Next step. Lay the window mat, back side up, next to the edge of the foam core board and tape them so they are hinged. Position the photograph on the bottom board and flip the window-mat over onto it. Reach under and position the print exactly how you want it. Hold it in place, lift the window up, and tape (or use photo corners) the lower corners securely in place. Then lift the mat and secure the top corners. If it’s good enough to frame it’s good enough to sign. Traditionally artists sign in pencil. The signature typically goes on the bottom right of the picture with the title on lower left. Or at least sign on the back of print, in pencil, along the border edge (lightly so the impression doesn’t show through on the front.) Now your matted artwork is ready to frame.
A Few Tricks:
Now Frame It
There are as many kinds of frames as there are personalities. They can come pre-made or as assemble-yourself kits. I look for old frames at garage sales and thrift shops and fix them up with some sandpaper, paint and a new piece of glass. You can stick to standard sizes or custom cut your own mats for any size frame.

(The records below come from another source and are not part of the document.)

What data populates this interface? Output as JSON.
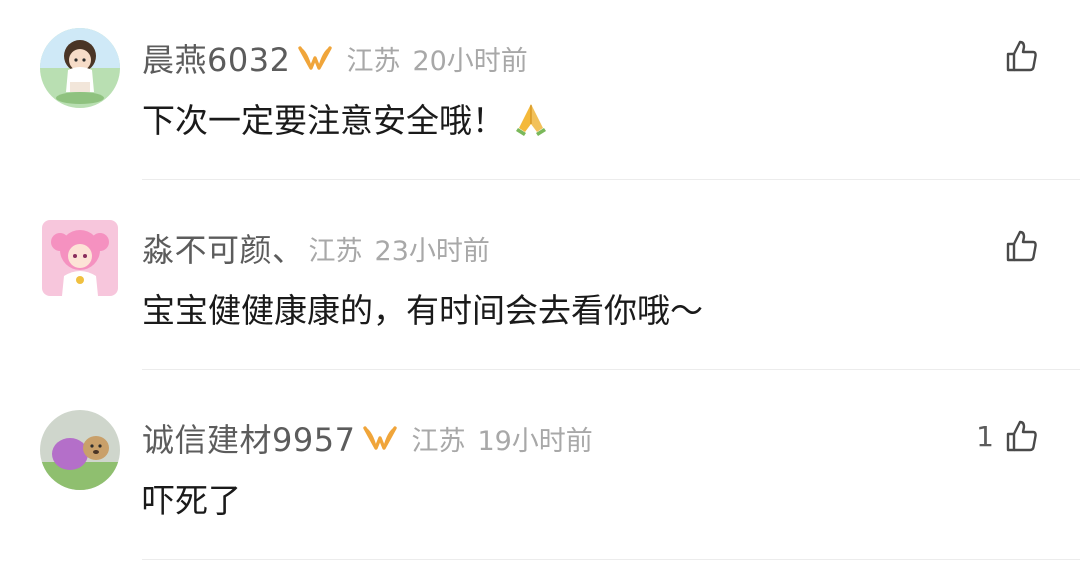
{
  "comments": [
    {
      "username": "晨燕6032",
      "has_vip_badge": true,
      "location": "江苏",
      "time": "20小时前",
      "content": "下次一定要注意安全哦！",
      "emoji": "folded-hands-icon",
      "like_count": "",
      "avatar": "cartoon-girl-avatar"
    },
    {
      "username": "淼不可颜、",
      "has_vip_badge": false,
      "location": "江苏",
      "time": "23小时前",
      "content": "宝宝健健康康的，有时间会去看你哦～",
      "like_count": "",
      "avatar": "anime-pink-hair-avatar"
    },
    {
      "username": "诚信建材9957",
      "has_vip_badge": true,
      "location": "江苏",
      "time": "19小时前",
      "content": "吓死了",
      "like_count": "1",
      "avatar": "dog-photo-avatar"
    }
  ],
  "colors": {
    "username": "#5c5c5c",
    "meta": "#a8a8a8",
    "content": "#1a1a1a",
    "vip_badge": "#f0a53a",
    "divider": "#ececec"
  }
}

If you’re going to be framing and handling glass take my advice and lightly smooth over the sharp edges and corners with medium grit sandpaper. Wear protective gloves and don’t breathe in the glass dust. You’ll be doing yourself a favor eliminating the sources of nasty cuts.
Glass must be clean. Diluted white vinegar in a spray bottle wiped with a soft, lint free cloth is a fine glass cleaner. Spots of dust and pet hairs under the glass detract from the image. Wipe them away with a cloth, a soft brush or blast of compressed air.
Be sure the frame is clean and lay it face down. Place the clean glass in the frame's rabbet groove, check for dust - blow it clean with the canned air if you have it - and drop the matted piece in place. (The mat keeps the surface of the print from contact with any condensation that might form on the glass, reducing the chance for mildew and mold.) Check the front of the framed piece before you set the mat permanently in place. If it’s still dust-free, add a foam core backer board. Push or tap in glazier points or large staples into the sides of the rabbet to hold the mat and boards in place.
Finally, run lengths of tape over the seams between the backer board and where it fits into the frame. This will seal the mat and art from moisture, dust, and insects, and protect the artwork. Add hanger wire, hooks or metal sawtooth hangers and the process is complete. Put your image proudly on display.
Experiment with different frame materials to find the right match for your photo.